What they dream up is something that I think any CSA member would find exciting. After time working on standard CSA farms, Mark had “been wondering what it would be like to tweak the CSA model a bit, so that, instead of providing a set amount of vegetables each week, our farm would produce a whole diet, available to members on an unlimited basis, just as it was available to us."


If you are travelling up North or have the luck to live in the Bemidji area, the SGT book club will be reading Tomatoland, by Barry Estabrook. They meet on Thursday, June 28th from 5:30-7:30 at the Harmony Co-op. You can contact Sue for more information.


Here is the write up from better world books:

In "Tomatoland," based on his James Beard Award-winning article, investigative food journalist Barry Estabrook reveals the huge human and environmental cost of the $10 billion fresh tomato industry. Fields are sprayed with 130 different herbicides and pesticides. Tomatoes are picked hard and green and artificially gassed until their skins acquire a marketable hue. Modern plant breeding has tripled yields, but produced fruits with a fraction of the calcium, Vitamin A, and Vitamin C, and three times as much sodium as the tomatoes our parents enjoyed. And for what? The relentless drive for low costs has fostered a thriving modern-day slave trade in the United States.

Estabrook traces the supermarket tomato from its birthplace in the deserts of Peru to the impoverished town of Immokalee, Florida, a.k.a. the tomato capital of the United States. He visits the laboratories of seedsmen trying to develop varieties that can withstand the rigors of agribusiness and still taste like a garden tomato, and then moves on to hydroponic growers, and eventually to a hillside field in Pennsylvania, where he meets an obsessed farmer who produces delectable tomatoes for the nation's top restaurants.
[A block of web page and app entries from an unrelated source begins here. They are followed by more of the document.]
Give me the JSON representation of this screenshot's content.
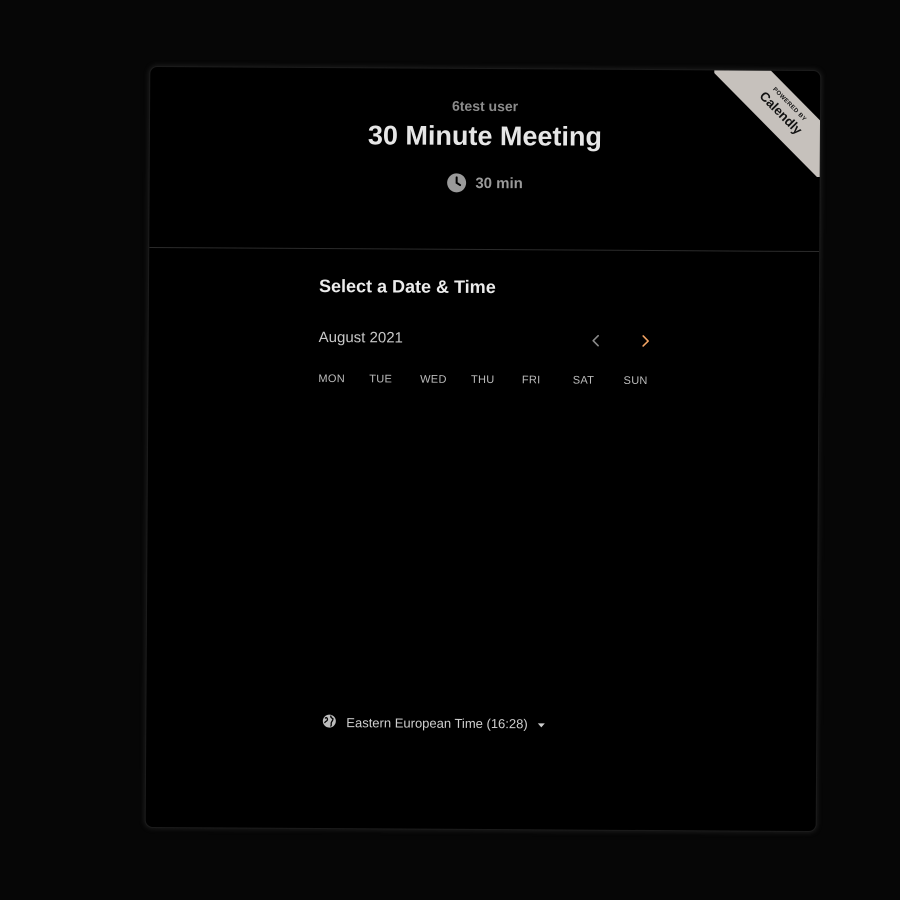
{
  "event": {
    "host_name": "6test user",
    "title": "30 Minute Meeting",
    "duration": "30 min",
    "duration_icon": "clock-icon"
  },
  "badge": {
    "small_text": "POWERED BY",
    "brand": "Calendly"
  },
  "scheduler": {
    "section_title": "Select a Date & Time",
    "month_label": "August 2021",
    "prev_icon": "chevron-left-icon",
    "next_icon": "chevron-right-icon",
    "weekdays": [
      "MON",
      "TUE",
      "WED",
      "THU",
      "FRI",
      "SAT",
      "SUN"
    ]
  },
  "timezone": {
    "label": "Eastern European Time (16:28)",
    "icon": "globe-icon",
    "caret_icon": "caret-down-icon"
  },
  "colors": {
    "background": "#060606",
    "card": "#000000",
    "accent": "#f2a363",
    "ribbon": "#c6c1bc"
  }
}
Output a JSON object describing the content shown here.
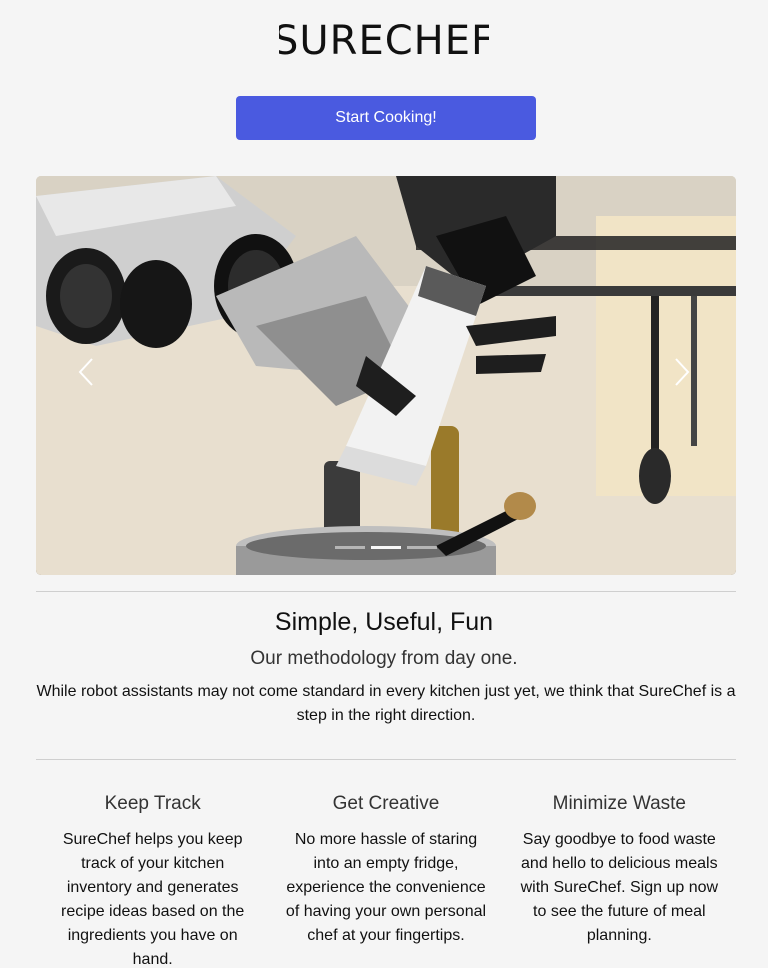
{
  "brand": {
    "logo_text": "SURECHEF"
  },
  "cta": {
    "label": "Start Cooking!",
    "color": "#4a5ae0"
  },
  "carousel": {
    "image_alt": "Robotic arms cooking in a kitchen",
    "prev_icon": "chevron-left-icon",
    "next_icon": "chevron-right-icon",
    "slide_count": 3,
    "active_index": 1
  },
  "intro": {
    "title": "Simple, Useful, Fun",
    "subtitle": "Our methodology from day one.",
    "text": "While robot assistants may not come standard in every kitchen just yet, we think that SureChef is a step in the right direction."
  },
  "features": [
    {
      "title": "Keep Track",
      "text": "SureChef helps you keep track of your kitchen inventory and generates recipe ideas based on the ingredients you have on hand."
    },
    {
      "title": "Get Creative",
      "text": "No more hassle of staring into an empty fridge, experience the convenience of having your own personal chef at your fingertips."
    },
    {
      "title": "Minimize Waste",
      "text": "Say goodbye to food waste and hello to delicious meals with SureChef. Sign up now to see the future of meal planning."
    }
  ]
}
Let us know if you have any suggestions for upcoming reads for our book clubs and we hope you can make it to one of our gatherings. Until next time, happy reading.



Lawrence Black is a writer and editor at Simple, Good, and Tasty. He has two kids and loves gardening and eating with them. He wrote an article about kids and gardening called: Hey boy, don't eat all the rhubarb. Read his last article for SGT that asked the question, Can there be too many farmers markets? He can be reached at